I refined my Google search to “citizens arrest NJ,” because I am typing this post from my home in New Jersey, and wouldn’t you know it? There’s a civil jury instruction in New Jersey that addresses a citizen’s arrest.

Making a citizen’s arrest in NJ

DisclaimerDisclaimerDisclaimer.

According to the jury instruction (and a New Jersey Supreme Court case from 1899), a private citizen may lawfully arrest another person without a warrant if:

  • he/she knows that a crime has actually been committed;
  • there is probable or reasonable cause to suspect that the person he/she arrested did it; and
  • the people making the citizen’s arrest restrained the suspect only for a reasonable period of time before bringing the suspect before a judge or another appropriate governmental official

Plus, it appears that the offense must either be a felony or a disorderly persons offense has been committed in his/her presence.

But, making a citizen’s arrest of a sexual harasser in NJ?

Ok, let’s assume that Sam Shift Supervisor is getting all sorts of rough and handsy with Wendy Waitress at the Jughandle Diner right in front of her co-worker Walter Waiter. Could Wendy and Walter decide to bypass the HR and go right for a citizen’s arrest of Sam?

Well, let’s break it down.

DisclaimerDisclaimerDisclaimer.

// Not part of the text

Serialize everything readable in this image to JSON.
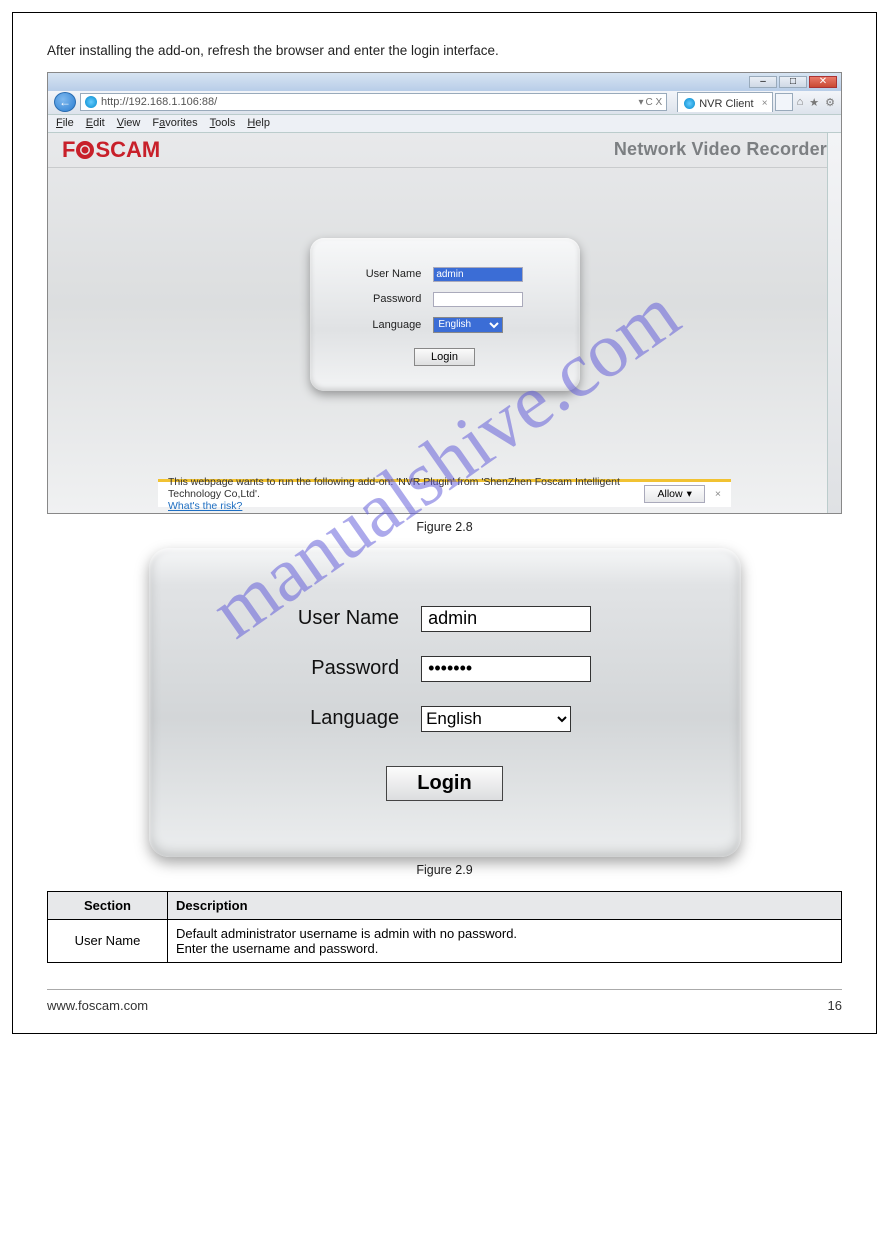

  1. Do Wendy and Walter know that a crime has actually been committed? simple assault in NJ occurs when someone attempts to cause, or knowingly or recklessly causes, bodily injury to another; negligently causes bodily injury to another with a deadly weapon; or attempts to place someone in fear of imminent injury by menacing them. Rough and handsy sounds close enough to simple assault. Plus, simple assault in NJ is considered a disorderly persons offense. CHECK!
  2. There is probable or reasonable cause to suspect that the person he/she arrested did it? Wendy is the victim. Walter saw it all go down. CHECK!
  3. If either Wendy or Walter holds Sam down while the other immediately calls the police, I mean, what more could they do, right? CHECK! (I suppose they could have locked him in the walk-in freezer. That seems dicey to me. DisclaimerDisclaimerDisclaimer.)

It sounds like we may have a proper citizen’s arrest.

But, just because you can make citizen’s arrest of a sexual harasser at work, should you?

Bad idea, unless you have no alternative.

There’s a good chance that trying to make a citizen’s arrest will escalate the matter and place the “citizen,” the harasser, or other bystanders at risk of physical harm. Plus, if the citizen goes too far, then that person could be on the hook for “false imprisonment,” or other torts, or crimes I suppose. Additionally, if companies wanted employees taking the law into their own hands, I trust that would be part of the new employee orientation or employee handbook. I have yet to see or draft one with a “Citizen’s Arrest” section. Better to follow the policy and use proper complaint channels.

DisclaimerDisclaimerDisclaimer.

“Doing What’s Right – Not Just What’s Legal”